Federation of India Community Associations ( FICA )

India Cultural Garden

The India Garden is part of the Cleveland Cultural Gardens, the hidden jewel within Rockefeller Park-- a two mile tranquil stretch north of University Circle. The India Garden is located off Martin Luther King Rd. south of St. Clair Avenue and the Rockefeller Park Greenhouse.

The Cultural Gardens were conceived for the purpose of honoring and celebrating Cleveland's cultural diversity and to symbolize peace, brotherhood and harmony among people of all nations. They were built in the early 1900s and are the result of a joint effort between the various ethnic communities, the City of Cleveland and the Federal Government. They continue to remain a major landmark in the city of Cleveland. They represent the first, most comprehensive and finest memorial to peace, brotherhood and unity in this country.

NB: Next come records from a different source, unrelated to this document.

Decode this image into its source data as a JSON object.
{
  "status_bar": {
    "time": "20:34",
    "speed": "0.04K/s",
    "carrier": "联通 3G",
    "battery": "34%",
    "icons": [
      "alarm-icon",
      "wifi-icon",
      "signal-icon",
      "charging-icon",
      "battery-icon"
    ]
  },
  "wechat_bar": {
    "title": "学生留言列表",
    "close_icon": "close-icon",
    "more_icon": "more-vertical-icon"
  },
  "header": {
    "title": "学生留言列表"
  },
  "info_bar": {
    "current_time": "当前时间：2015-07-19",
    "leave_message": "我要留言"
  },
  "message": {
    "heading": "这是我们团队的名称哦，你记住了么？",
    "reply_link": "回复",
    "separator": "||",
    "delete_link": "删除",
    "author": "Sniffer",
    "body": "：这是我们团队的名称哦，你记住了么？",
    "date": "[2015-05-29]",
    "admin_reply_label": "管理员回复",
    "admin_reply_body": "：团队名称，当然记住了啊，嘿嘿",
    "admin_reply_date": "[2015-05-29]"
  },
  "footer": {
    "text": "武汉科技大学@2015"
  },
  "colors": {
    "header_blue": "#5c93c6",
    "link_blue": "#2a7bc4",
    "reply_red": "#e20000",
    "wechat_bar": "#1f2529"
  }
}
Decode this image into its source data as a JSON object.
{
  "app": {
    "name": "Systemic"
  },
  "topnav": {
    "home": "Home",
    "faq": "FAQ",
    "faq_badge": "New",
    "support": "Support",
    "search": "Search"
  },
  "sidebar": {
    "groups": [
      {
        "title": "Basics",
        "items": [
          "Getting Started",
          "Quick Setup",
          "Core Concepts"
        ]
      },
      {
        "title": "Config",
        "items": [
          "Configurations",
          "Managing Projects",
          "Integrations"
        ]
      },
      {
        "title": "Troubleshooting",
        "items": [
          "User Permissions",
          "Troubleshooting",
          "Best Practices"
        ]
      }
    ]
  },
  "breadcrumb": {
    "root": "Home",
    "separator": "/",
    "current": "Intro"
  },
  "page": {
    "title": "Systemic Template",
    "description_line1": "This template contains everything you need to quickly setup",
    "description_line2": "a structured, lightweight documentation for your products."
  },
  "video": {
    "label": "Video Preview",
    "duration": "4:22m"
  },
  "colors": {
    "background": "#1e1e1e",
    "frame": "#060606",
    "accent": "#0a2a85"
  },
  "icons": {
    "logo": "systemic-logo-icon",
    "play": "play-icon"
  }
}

Although the plot for the India Garden was given to the community many years ago, it was only in 1997, through the efforts of NetIP, led by Seema Haria that the India Garden first took shape. Lacking any permanent structures, the garden subsequently ceased to exist. In 1999, FICA, under the leadership of then President Raj Pillai undertook the task of building a permanent Garden by mobilizing community support. Then board member (and subsequently FICA president) Vijaya Emani championed the effort.

The India Cultural Garden (ICG) Committee was formed in 2002 to choose a design for the garden and to move the project forward. After evaluating several firms, the committee invited proposals from 3 architects. The winning design was the one submitted by architect Chester Turner, and it was further developed by landscape architect Jim McKnight. Key features of the design are: a circular walkway with granite pillars carrying inscriptions, a Mahatma Gandhi Statue, a gate reminiscent of the Sanchi Stupa, and steps leading to Doan Brook, the stream which flows behind the garden (reminiscent of steps on the banks of many Indian rivers).

The groundbreaking for the garden took place on May 22, 2005. Cleveland Mayor Jane Campbell and dignitaries from the Indian community participated in the ceremony. Phase I of the garden was completed in September, and the Indian flag has been flying at the site ever since.

The Mahatma Gandhi statue was installed on October 1, 2006. The 10 ft. bronze statue, sculpted by world famous sculptor Gautam Pal of Kolkatta sits atop a 7 ft granite pedestal. The dedication of the statue coincided with the celebration of One world

Day, the annual celebration of Cleveland?s ethnic diversity. Ambassador Ronen Sen of India, Congressman Dennis Kucinich, Rev. Dr. Otis Moss, Jr., and Cleveland City Councilwoman Sabra Pierce Scott unveiled the statue.

The symbolism of a Gandhi statue beside a boulevard honoring Dr. Martin Luther King, Jr. is inescapable.
The Heritage Pillars, dedicated on May 26, 2007 marked another milestone in the development of the garden. Visitors to the garden can get a glimpse of India?s ancient culture, history and legacy from the quotations and a narrative engraved on six

granite pillars, The pillars ring the perimeter of the circular walkway. The themes, Universal Brotherhood, Legacy, Artistic Traditions, Leadership, Modern India and Connections tell a compelling story.

Prof. Rajmohan Gandhi, the grandson of the Mahatma, planted a tree at the India Garden on September 6, 2008.

A 24-ft tall granite gate, patterned after similar structures at the Sanchi Stupa in Madhya Pradesh, India, is expected to be installed at the garden in the next phase of its development.

Please help support the ongoing development of this symbol of peace and universal brotherhood.

To reach the India Garden, take the Martin Luther King Rd. exit off I-90 and go south towards University Circle. The India Garden is situated on the west side of Martin Luther King Blvd. between Superior and St. Clair Avenues, adjacent to the Finnish Garden and directly opposite the Syrian Garden.